From what I’ve seen on the interwebs, the general thought is that DeRosa could either a) replace Johnny Damon in left, or b) fill-in at a different position every day while everyone else on the team rotates at DH to stay fresh. The former sounds fine, however for the life of me, I can’t figure out why any player would accept the latter role unless he had one foot in the big leagues and one foot in independent ball. Think about it: would you want to go into work every day not knowing what you’re going to be asked to do? I don’t see why an accomplished player like DeRosa would accept a handyman role with the Yanks when other clubs will be offering full-time gigs at a set position.
As for the leftfield thing, DeRosa and Damon have actually been very close in value over the last four years, dating back to DeRosa’s breakout with Texas. Since then, DeRosa’s been a .281-.356-.448 hitter worth a total of +11.0 WAR. In his four years with the Yanks, Damon has been a .286-.363-.441 hitter worth +11.7 WAR. The raw triple-slash stats don’t account for the AL-NL difference, but WAR does. Of course, you’re not getting the last four years of either player. You’re getting the next year or two of them.
DeRosa is coming off wrist surgery, which I already mentioned a few times, and that generally saps a player’s power for a year or so. He’s also swinging at more pitches out of the zone (19.5% in 2007, 20.9% in 2008, 23.5% in 2009), and (not coincidently) he’s also making contact on a fewer percentage of the swings he takes (82.5%, 79.3%, 77.9% in those three years, respectively). Moving to the AL East, where power pitchers are plentiful, could lead to further regressing from DeRosa.
Meanwhile, we basically know what Damon is. He probably won’t ever be as good as he was last year again, however it’s not unreasonable to think he could maintain the ~.360 OBP and ~.445 SLG he posted in his three other years as a Yankee. His defense in left if awful, but DeRosa’s is nothing special, checking in at -1.1 UZR/150 in barely 400 career innings played in left. Sometimes the devil you know is better than the devil you don’t, even if the devil you don’t know is a gritty gamer that plays the game the right way.
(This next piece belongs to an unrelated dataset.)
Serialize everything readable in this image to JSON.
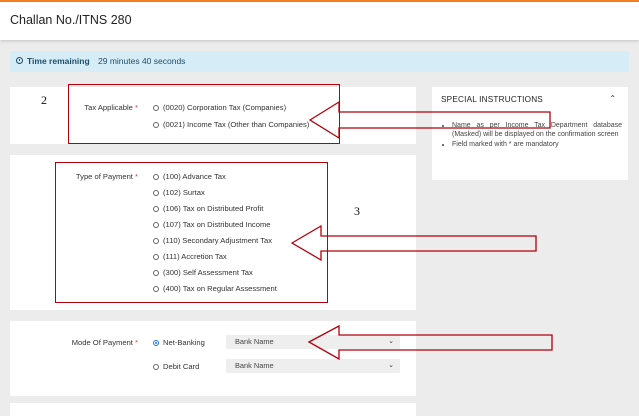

DeRosa is reportedly looking for three years at $9M each, which should be an absolute no-no. The Yankees have no need to lock themselves into a player’s decline years for that long at that price, especially when there are equally qualified candidates available. However, as Erik Manning noted this morning, the Chone Figgins and Placido Polanco deals set DeRosa’s price tag in that range. Like I said earlier, I have no problem with the Yanks kicking the tires on DeRosa. In fact, I love it. It’ll drive up the price for whoever does sign him. However, I don’t want to see the Yanks bring him in and expect him to produce at an above-average pace, regardless of where they stick him on the field.
Photo Credit: Danny Moloshok, Reuters